Shoppers Beware! Scammers Roll Out New Special Black Friday "Deals" This Holiday Season
Scammers have some old and some new tricks for the coming Black Friday and Cyber Monday again when as usual, millions of retail customers will storm stores and online shops. Cyber security experts have observed a broad range of elaborate scams that will hit people's mailboxes, phones, and devices in the form of fraudulent emails, text messages, or malicious websites. The main objective of phishing attacks is, as always, to acquire sensitive user data that will allow hackers to break into bank accounts and cryptocurrency wallets and subsequently deprive the legitimate owners of all valuable assets stored there.
Researchers have recently reported alarming data - 17% of all malicious files sent out by email in November concern online orders or deliveries, while 4% of all newly registered shopping websites are found to be malicious.
Phishing Attacks Still Prevail the Year-End Scams

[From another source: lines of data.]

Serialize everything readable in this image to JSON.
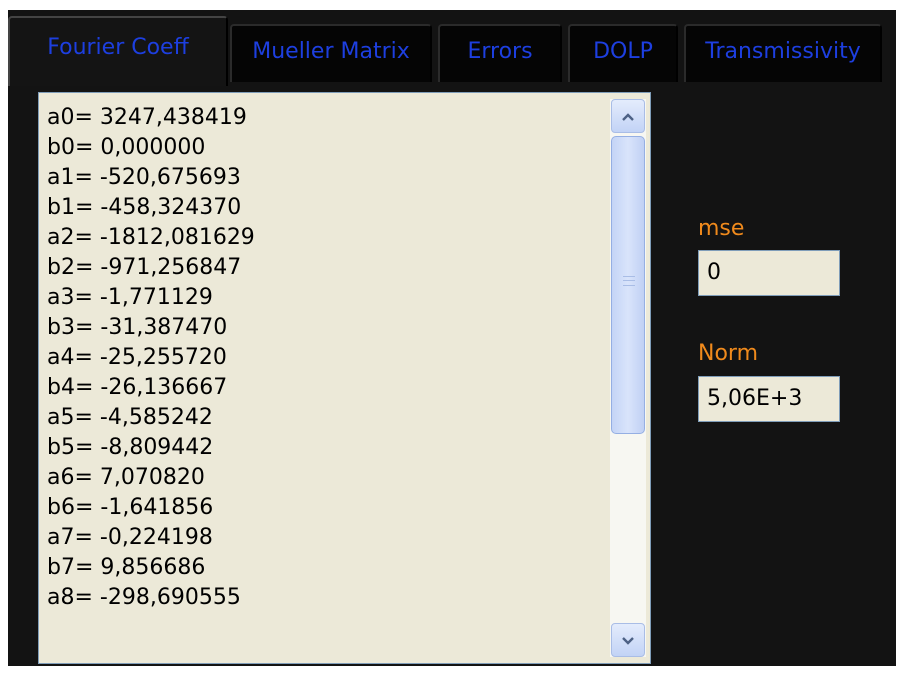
{
  "tabs": [
    {
      "label": "Fourier Coeff",
      "active": true
    },
    {
      "label": "Mueller Matrix",
      "active": false
    },
    {
      "label": "Errors",
      "active": false
    },
    {
      "label": "DOLP",
      "active": false
    },
    {
      "label": "Transmissivity",
      "active": false
    }
  ],
  "coefficients": [
    "a0= 3247,438419",
    "b0= 0,000000",
    "a1= -520,675693",
    "b1= -458,324370",
    "a2= -1812,081629",
    "b2= -971,256847",
    "a3= -1,771129",
    "b3= -31,387470",
    "a4= -25,255720",
    "b4= -26,136667",
    "a5= -4,585242",
    "b5= -8,809442",
    "a6= 7,070820",
    "b6= -1,641856",
    "a7= -0,224198",
    "b7= 9,856686",
    "a8= -298,690555"
  ],
  "scrollbar": {
    "up_icon": "chevron-up-icon",
    "down_icon": "chevron-down-icon",
    "thumb_grip_icon": "grip-lines-icon"
  },
  "mse": {
    "label": "mse",
    "value": "0"
  },
  "norm": {
    "label": "Norm",
    "value": "5,06E+3"
  },
  "colors": {
    "panel_background": "#131313",
    "tab_text": "#1d3fe0",
    "field_label": "#f08a1c",
    "field_background": "#ece9d8"
  }
}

Phishing attacks make use of fake websites and fraudulent applications. However, to send the potential victims there, hackers spread vast amounts of “phishing” emails that look like they come from a large retail company. A popular scam this season is to send out emails that mimic a spoofed Amazon order notification. The names and logos of other large retailers like Walmart, Best Buy, or Target may also be misused. For example, some scam messages state that the user is charged a substantial amount by Amazon for a non-existent order and needs to take action to stop the transaction. A link in the email leads to a false Amazon support page with a phone number. If the potential victim calls the given number, nobody would answer; however, later, the scammers would call back and ask for all credit card details, supposedly to cancel the order.
Fraudster emails can, actually, easily be identified: they will likely contain misspellings, bad grammar, the generic “Ms” or “Mr” instead of a user's name; the text will also sound urgent and scary and prompt for immediate action, or promise free stuff, coupons or refunds.
Digital Skimming Stays in the Trend
Another more elaborate scam is digital skimming, also known as a Magecart attack, named after the popular open-source eCommerce platform Magento. That is when fraudsters inject malicious code into a website to collect online payment data. Although it is usually not possible for a regular user to identify websites corrupted in that way, there are some things that users can do to protect themselves:
- Not save credit card data on online shopping sites,
- Enable transaction alerts for their credit cards
- Use a third-party payment method, like Google Wallet, PayPal, or Apple Pay
- Never make online payments when using public WiFi networks.
For the first few months of 2022 only, cyber security researchers have reported over 70,000 online shops that had digital skimmers installed at some point. That number rises to 100,000 if supply chain victims are included.
A New Louis Vuitton Fashion “Sale” Emerged Recently
Another email scam has been observed in the past weeks, known as the “Louis Vuitton” scam. The emails have the subject line “Black Friday Sale. Starts at $100. You’ll Fall In Love With Prices” and go out from the following email address: “email@example.com. “ Two malicious links within the email redirect to the domain: “jo.awojlere.ru.” The scammers here claim to be selling genuine LV jewelry at discounted prices as part of a Black Friday sale. The same fashion brand has also been the subject of several other fake websites with domains like “87off-bags.co”, “89off-bags.co”, “88off-bags.co”, and “86off-bags.co”. All of these fake websites look like the legitimate Louis Vuitton site and reach out to users via email with the subject line: “[black Friday sale] Louis Vuitton bags up to _% off! Shop online now!” These domains have been involved in nearly 15,000 incidents since the end of October.
Also, again a campaign impersonating the well-known delivery company DHL is running this month. The phishing emails come from a webmail address “firstname.lastname@example.org” and pretend to have been sent from “SHIPMENT TRACKING.” A malicious link, “https://lutufedo.000webhostapp.com/key.php,” is attached to the content, and here the attackers aim to steal user credentials by claiming that they needed to pay €1.99 to complete the delivery of a non-existent order.
Other seasonal schemes that surface around year-end are gift exchange schemes like “Secret Sister” or “Secret Santa.” There are also numerous faux charity campaigns, whereby the fraudsters again impersonate in various ways legit charitable institutions to gain the trust of generous givers.
Computer security experts and even many large retail shopping outlets are warning consumers this year to take measures to avoid such scams during Black Friday and Cyber Monday, which will not only save them money but the aggravation of attempting to get their money back.